## EXERCISE
When a line of the entries contains "prefix", please list that line.
=== Begin Enclosure ===
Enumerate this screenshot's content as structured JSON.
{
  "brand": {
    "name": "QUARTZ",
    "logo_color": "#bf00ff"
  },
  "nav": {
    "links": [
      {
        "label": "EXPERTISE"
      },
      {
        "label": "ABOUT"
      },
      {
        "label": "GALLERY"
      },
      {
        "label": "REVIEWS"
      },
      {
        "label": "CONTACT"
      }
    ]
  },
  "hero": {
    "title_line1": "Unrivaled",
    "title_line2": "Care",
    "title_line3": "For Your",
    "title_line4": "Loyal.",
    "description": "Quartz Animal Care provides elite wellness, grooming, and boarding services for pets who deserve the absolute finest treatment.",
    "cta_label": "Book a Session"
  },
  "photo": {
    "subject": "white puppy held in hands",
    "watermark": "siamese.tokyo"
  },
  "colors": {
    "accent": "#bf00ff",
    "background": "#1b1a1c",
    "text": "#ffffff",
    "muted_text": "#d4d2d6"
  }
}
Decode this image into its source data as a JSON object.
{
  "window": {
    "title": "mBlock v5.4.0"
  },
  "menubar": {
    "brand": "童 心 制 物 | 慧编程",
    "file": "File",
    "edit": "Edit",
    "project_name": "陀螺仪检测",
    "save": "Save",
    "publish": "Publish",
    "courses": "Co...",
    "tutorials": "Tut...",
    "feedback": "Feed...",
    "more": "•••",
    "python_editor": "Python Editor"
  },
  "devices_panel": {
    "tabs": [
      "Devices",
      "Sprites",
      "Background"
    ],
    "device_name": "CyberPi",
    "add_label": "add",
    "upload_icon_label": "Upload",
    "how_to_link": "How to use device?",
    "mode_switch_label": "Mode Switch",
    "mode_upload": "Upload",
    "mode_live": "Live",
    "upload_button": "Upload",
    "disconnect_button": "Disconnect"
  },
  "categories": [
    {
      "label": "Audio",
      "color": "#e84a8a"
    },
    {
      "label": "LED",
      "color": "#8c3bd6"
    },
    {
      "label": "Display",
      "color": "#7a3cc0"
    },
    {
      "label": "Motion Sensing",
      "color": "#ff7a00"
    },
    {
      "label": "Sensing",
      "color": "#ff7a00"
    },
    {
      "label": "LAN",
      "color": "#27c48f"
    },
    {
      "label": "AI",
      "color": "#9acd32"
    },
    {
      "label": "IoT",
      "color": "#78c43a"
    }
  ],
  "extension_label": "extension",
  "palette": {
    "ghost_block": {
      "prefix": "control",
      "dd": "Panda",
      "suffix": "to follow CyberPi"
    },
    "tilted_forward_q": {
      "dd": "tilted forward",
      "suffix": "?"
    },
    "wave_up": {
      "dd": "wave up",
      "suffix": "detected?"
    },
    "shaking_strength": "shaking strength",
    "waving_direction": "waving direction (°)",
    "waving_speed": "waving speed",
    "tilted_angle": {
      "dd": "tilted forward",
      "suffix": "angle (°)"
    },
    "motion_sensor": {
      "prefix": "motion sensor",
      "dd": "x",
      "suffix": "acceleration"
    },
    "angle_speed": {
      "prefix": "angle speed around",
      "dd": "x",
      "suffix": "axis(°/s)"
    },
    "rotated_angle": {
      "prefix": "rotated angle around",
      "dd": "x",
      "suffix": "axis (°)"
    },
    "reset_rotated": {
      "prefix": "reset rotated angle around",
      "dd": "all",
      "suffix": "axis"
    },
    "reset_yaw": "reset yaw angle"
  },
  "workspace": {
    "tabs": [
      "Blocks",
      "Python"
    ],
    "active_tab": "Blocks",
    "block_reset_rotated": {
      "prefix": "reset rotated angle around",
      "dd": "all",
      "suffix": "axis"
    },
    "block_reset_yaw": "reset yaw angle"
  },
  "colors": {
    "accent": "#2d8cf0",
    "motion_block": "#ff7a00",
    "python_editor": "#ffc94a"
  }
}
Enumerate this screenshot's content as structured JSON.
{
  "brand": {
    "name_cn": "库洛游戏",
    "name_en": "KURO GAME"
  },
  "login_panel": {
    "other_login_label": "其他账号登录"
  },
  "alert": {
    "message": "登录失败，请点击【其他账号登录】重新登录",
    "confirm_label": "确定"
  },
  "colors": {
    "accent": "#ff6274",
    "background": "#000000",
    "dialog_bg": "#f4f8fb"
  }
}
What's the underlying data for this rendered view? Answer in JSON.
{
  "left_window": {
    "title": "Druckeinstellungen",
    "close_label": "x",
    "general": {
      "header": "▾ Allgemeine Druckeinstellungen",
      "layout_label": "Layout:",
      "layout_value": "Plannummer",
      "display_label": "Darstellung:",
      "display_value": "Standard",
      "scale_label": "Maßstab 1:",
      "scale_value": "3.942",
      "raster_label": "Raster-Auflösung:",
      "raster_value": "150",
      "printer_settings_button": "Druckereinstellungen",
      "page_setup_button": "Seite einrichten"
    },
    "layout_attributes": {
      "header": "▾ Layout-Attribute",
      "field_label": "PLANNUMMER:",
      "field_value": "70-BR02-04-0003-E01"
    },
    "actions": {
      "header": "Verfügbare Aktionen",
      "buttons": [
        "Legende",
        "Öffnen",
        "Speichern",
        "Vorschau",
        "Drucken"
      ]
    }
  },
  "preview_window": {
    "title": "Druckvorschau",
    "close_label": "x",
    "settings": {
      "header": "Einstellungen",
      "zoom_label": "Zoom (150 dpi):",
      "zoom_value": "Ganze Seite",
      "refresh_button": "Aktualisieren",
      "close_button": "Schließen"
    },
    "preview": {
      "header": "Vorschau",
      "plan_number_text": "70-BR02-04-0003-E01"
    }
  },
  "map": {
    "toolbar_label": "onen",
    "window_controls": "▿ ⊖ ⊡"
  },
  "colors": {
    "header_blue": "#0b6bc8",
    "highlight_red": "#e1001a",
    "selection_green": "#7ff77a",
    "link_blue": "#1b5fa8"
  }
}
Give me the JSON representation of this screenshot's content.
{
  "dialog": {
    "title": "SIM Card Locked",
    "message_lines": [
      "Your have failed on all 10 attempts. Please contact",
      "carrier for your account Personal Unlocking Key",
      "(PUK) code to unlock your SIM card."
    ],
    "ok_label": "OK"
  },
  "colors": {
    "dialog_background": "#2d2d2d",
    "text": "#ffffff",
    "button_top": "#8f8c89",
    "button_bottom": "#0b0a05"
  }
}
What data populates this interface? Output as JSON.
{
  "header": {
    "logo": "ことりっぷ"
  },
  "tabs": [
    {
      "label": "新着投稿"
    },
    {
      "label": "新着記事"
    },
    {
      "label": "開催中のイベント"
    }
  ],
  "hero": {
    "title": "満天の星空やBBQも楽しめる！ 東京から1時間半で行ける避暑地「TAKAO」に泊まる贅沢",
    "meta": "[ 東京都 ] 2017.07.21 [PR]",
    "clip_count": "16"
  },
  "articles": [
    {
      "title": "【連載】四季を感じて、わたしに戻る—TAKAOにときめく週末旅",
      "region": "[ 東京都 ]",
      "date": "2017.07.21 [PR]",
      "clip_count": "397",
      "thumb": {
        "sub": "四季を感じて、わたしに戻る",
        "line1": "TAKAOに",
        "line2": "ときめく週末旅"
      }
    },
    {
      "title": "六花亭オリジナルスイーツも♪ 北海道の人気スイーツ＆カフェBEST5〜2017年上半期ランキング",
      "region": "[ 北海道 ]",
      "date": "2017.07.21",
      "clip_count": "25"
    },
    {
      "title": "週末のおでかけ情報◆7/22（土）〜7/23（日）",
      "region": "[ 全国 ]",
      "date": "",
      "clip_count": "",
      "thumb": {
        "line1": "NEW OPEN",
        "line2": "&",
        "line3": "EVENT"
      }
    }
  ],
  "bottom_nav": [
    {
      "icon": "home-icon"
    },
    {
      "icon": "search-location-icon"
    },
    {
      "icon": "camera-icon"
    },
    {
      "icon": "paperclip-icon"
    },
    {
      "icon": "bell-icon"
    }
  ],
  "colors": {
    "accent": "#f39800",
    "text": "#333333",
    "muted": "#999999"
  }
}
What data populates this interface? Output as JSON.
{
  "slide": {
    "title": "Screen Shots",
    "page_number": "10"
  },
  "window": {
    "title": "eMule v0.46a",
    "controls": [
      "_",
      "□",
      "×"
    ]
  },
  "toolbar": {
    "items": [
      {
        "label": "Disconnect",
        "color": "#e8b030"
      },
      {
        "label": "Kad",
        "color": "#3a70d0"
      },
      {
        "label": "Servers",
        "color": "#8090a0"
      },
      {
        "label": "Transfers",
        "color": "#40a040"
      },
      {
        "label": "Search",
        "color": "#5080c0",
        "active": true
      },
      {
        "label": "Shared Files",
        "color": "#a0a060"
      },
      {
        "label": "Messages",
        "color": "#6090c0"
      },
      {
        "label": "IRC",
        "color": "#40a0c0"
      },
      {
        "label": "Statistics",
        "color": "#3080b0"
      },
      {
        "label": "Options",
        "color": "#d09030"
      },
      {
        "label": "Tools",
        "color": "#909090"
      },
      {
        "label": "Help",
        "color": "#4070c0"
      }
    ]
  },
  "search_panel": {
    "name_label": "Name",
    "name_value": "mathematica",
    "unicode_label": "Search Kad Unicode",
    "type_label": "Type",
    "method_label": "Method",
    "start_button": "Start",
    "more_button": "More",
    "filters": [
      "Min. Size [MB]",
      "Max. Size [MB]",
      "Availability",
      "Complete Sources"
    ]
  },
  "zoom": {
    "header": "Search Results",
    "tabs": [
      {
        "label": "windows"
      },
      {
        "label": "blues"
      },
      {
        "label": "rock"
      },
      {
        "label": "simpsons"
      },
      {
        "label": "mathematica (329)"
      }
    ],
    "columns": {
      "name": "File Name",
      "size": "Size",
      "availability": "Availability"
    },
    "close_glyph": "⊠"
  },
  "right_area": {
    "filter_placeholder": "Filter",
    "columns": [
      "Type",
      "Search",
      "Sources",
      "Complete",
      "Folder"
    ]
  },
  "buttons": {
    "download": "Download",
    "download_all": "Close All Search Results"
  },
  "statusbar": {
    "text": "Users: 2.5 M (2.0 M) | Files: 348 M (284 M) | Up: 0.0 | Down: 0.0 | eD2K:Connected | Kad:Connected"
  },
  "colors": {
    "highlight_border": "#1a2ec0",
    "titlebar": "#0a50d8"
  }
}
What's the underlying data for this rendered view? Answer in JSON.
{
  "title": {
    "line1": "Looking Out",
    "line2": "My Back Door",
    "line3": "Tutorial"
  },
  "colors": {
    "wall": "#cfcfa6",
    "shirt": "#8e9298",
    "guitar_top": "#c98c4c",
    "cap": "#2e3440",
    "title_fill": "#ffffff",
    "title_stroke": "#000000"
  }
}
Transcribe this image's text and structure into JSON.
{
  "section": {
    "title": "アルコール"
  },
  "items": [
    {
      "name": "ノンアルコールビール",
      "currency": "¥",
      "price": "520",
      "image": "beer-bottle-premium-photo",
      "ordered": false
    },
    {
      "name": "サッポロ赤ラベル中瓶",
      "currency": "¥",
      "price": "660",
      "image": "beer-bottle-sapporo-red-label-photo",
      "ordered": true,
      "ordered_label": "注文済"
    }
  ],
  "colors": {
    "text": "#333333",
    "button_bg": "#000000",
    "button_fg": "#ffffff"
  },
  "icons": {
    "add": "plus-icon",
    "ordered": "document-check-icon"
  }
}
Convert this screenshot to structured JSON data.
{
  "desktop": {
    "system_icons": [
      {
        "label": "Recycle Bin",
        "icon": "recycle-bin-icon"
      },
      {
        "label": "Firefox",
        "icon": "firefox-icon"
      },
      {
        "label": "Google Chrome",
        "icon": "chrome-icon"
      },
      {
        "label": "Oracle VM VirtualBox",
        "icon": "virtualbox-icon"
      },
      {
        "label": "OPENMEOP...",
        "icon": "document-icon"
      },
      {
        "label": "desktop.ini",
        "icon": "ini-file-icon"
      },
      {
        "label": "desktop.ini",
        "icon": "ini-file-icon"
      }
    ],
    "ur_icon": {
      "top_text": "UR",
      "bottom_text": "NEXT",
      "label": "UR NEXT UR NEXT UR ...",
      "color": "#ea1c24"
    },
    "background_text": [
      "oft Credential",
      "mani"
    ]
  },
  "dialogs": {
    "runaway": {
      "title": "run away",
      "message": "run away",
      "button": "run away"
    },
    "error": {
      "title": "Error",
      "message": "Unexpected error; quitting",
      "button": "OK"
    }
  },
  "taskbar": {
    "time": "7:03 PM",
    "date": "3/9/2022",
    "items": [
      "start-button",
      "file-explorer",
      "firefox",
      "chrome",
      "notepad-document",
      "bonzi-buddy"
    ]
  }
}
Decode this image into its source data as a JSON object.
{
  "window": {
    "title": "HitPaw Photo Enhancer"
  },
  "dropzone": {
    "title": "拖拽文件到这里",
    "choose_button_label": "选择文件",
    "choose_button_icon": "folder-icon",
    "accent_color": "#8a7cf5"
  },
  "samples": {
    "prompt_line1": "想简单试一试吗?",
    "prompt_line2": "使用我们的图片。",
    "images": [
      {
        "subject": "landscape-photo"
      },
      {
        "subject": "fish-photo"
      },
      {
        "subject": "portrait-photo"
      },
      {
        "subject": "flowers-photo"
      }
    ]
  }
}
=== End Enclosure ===
## ANSWER BELOW
      "prefix": "control",
      "prefix": "motion sensor",
      "prefix": "angle speed around",
      "prefix": "rotated angle around",
      "prefix": "reset rotated angle around",
      "prefix": "reset rotated angle around",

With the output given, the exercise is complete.